Minnesota students confront President Kaler to demand real diversity
Minneapolis, MN – On March 12, 35 students interrupted a ribbon-cutting ceremony at the University of Minnesota to protest the lack of real diversity on campus. The protest was organized by a new student group called Whose Diversity? and was supported by Students for a Democratic Society (SDS).
At the ribbon-cutting ceremony, students marched to the front of the crowd, chanted and spoke to the audience and administration before the event began. As U of M President Kaler begun speaking, protesters raised signs that read, “Support the right to self-determination,” “does my culture make you uncomfortable?” and “We reject racism” between President Kaler and the crowd. Unable to speak clearly or even see the audience, the president made a handful of remarks and then turned the microphone over to the next speaker. Non-white students are silenced every day by university administrators, but Whose Diversity? flipped the script.

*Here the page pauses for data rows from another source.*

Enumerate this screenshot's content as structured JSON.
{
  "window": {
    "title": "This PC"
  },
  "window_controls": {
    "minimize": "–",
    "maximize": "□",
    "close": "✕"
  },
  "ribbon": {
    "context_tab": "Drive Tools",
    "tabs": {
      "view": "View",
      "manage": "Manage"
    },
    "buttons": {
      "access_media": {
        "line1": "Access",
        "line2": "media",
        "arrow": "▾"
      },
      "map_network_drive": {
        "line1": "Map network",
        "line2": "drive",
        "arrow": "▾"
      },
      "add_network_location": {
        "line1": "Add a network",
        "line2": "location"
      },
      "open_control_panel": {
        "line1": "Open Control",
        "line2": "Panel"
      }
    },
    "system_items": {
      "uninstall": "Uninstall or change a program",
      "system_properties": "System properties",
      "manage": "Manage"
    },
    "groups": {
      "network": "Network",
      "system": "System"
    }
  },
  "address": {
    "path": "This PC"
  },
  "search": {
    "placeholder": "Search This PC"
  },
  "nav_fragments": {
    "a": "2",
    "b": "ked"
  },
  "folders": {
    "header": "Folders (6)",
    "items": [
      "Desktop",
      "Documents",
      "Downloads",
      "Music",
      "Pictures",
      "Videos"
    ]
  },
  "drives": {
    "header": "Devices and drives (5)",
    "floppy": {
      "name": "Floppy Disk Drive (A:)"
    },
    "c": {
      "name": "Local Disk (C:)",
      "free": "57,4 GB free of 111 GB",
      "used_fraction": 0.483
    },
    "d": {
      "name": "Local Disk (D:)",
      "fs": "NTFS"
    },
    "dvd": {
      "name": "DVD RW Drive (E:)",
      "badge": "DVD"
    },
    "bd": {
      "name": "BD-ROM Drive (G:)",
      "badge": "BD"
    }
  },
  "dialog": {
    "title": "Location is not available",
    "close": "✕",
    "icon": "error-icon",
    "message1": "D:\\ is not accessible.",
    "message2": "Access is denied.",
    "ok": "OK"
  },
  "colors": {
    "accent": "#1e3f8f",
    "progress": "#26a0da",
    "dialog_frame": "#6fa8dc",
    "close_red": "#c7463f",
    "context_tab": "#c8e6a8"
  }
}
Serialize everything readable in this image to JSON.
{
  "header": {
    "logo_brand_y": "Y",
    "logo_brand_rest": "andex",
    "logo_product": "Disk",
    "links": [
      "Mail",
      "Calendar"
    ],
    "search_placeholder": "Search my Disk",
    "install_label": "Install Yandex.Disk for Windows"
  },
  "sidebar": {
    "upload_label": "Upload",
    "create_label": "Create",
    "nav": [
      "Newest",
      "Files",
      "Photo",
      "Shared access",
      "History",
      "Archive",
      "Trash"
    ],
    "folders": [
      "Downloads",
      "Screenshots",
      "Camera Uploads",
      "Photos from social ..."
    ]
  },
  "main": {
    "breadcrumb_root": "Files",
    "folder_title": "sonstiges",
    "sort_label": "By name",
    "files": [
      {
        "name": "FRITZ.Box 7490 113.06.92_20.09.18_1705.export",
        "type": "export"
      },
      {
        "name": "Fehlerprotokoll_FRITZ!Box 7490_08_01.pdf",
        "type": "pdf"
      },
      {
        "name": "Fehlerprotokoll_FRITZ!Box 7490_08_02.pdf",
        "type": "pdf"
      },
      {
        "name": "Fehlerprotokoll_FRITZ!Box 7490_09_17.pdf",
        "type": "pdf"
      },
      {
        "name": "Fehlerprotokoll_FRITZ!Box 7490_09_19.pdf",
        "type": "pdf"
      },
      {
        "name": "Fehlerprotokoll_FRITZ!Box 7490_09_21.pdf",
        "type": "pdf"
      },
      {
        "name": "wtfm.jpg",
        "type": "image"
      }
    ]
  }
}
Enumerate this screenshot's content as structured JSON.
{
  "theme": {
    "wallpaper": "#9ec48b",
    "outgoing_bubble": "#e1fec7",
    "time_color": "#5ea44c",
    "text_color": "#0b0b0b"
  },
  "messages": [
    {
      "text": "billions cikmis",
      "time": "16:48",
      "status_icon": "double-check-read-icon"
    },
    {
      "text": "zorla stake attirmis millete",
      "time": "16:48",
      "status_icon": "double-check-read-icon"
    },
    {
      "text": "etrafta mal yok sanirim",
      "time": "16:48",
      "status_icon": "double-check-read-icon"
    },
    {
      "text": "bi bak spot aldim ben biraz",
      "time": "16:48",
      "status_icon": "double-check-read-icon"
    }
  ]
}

The ribbon-cutting ceremony was the public unveiling of the newly-remodeled second floor of Coffman Memorial Union, the Minneapolis campus’ student center. This is where student cultural centers are located, such as the La Raza Student Cultural Center, Black Student Union, American Indian Student Cultural Center, Women’s Student Activist Collective and many more. Students revealed that the second floor remodeling – which students resisted throughout the process – was an attempt to ‘whitewash’ the previously vibrant space because a conservative white man threatened to sue the University for discrimination several years ago.
For years the administration has been tightening the largely non-white groups’ annual budgets and restricting their access to their own spaces, particularly on the second floor of Coffman. At the protest, students demanded “Where are the murals?” referring to historic cultural murals that the administration destroyed as part of the remodel of the student cultural center spaces. The murals were an important legacy of student struggle at the U of M – such as a mural depicting the historic 1969 student takeover of Morrill Hall which resulted in the establishment of the African and African-American Studies Department. Flustered by the students’ disruption of the press event, President Kaler hid in the student government office until it was his turn to speak.
While Minneapolis is 18.6% Black and 10.5% Latino, the U of M remains overwhelmingly white. The U of M’s student body is 4% Black and 2.4% Latino/a in 2014. And the Chicano Studies, American Indian Studies and African American & African Studies departments are continually underfunded, as are non-white student groups. Students demanded that these issues be addressed. After the protest, students gathered to celebrate a successful action and motivate people to keep building the student movement.
Students for a Democratic Society member Stephanie Taylor said afterwards, “The University systematically excludes poor and oppressed nationality students. UMN needs to expand access and support for departments and programs that serve these students. It’s not about diversity for the sake of diversity, it’s about justice for oppressed and exploited communities in our state.”